The Santa Barbara International Film Festival honored movie star, writer, activist and feminist icon Jane Fonda at its annual fundraiser Saturday with the 10th annual Kirk Douglas Award for Excellence in Film.
The black-tie gala at the Bacara Resort & Spa recognized the iconic movie star in much the same way as the honors and tribute evenings that make up the February festival’s week-plus schedule.
Last week Santa Barbara audiences sat transfixed by the odd blend of dance and theater that was Adam Barruch’s “Sweeney Todd: The Demon Barber of Fleet Street” at the Lobero Theatre. In the audience watching the performance was Ensemble Theatre’s Jonathan Fox, who just that day was rehearsing his own version of Stephen Sondheim’s bloody and dark musical, set to open this coming Thursday. It was one of those weird coincidences in Santa Barbara theater than happens now and then – like two productions of “Other Desert Cities” in 2015, one at the Rubicon, one at PCPA – despite every company trying for a unique season.
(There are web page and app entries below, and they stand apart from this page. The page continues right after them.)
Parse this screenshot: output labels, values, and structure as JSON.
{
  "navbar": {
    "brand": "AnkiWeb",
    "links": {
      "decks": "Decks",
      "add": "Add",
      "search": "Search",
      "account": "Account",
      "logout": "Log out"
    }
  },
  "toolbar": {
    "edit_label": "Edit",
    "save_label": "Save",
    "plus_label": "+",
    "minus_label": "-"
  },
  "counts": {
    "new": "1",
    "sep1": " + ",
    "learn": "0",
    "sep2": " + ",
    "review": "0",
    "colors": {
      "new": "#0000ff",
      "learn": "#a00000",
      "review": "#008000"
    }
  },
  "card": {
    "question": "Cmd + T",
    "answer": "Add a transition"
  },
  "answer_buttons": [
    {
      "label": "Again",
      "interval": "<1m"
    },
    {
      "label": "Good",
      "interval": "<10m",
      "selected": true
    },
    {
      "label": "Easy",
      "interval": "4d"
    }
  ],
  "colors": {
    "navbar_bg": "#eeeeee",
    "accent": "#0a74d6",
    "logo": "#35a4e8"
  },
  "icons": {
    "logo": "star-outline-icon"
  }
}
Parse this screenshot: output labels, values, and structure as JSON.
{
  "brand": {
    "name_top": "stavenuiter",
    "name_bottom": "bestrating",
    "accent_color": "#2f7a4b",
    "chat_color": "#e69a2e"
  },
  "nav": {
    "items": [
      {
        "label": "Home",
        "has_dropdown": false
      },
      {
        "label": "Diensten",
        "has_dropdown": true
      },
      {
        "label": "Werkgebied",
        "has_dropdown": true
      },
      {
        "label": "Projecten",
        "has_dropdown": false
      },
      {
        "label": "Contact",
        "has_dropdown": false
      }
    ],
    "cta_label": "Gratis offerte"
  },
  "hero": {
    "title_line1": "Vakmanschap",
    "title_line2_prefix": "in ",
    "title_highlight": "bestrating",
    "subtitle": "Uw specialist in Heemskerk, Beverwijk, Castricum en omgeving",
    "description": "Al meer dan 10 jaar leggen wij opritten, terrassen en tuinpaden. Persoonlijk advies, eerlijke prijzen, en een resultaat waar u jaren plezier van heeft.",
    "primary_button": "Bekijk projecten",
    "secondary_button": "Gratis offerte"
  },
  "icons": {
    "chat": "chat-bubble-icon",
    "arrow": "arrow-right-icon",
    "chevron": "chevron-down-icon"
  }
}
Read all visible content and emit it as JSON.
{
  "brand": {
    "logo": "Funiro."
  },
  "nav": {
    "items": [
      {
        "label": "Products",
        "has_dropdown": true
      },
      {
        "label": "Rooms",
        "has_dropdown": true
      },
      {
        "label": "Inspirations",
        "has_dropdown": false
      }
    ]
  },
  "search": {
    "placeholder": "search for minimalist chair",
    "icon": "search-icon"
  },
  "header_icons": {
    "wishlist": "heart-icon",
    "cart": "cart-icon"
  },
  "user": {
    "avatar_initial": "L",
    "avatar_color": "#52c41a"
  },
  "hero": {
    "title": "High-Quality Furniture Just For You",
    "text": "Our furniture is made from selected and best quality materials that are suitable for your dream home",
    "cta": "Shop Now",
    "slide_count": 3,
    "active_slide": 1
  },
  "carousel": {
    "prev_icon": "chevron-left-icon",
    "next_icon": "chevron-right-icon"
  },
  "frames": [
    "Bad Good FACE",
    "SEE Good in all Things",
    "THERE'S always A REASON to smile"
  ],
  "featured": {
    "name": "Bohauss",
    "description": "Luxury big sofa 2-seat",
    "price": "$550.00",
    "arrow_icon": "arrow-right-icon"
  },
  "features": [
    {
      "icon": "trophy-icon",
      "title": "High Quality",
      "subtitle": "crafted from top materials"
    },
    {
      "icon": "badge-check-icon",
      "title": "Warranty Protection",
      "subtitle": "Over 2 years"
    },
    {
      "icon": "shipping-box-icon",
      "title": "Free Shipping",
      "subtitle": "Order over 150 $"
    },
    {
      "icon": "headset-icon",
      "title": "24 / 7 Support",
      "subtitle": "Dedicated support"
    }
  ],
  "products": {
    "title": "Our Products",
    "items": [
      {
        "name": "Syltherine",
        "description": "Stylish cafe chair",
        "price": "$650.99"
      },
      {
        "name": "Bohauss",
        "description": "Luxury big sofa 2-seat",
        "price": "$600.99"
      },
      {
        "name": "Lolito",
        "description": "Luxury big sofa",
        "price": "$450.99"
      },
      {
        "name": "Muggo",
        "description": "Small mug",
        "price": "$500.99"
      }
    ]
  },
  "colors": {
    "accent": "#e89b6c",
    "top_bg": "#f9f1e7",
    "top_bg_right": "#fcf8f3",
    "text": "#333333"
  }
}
“It’s kind of a funny story,” says Mr. Fox, just before rolling into a story of schedules, contracts, dropping a previous plan, and thinking of returning to the world of Stephen Sondheim. “A Little Night Music” was the first performance at The New Vic. Rick Mokler, some 20 years ago, had put on a production of “Sweeney Todd” at SBCC, but it had never returned to our city.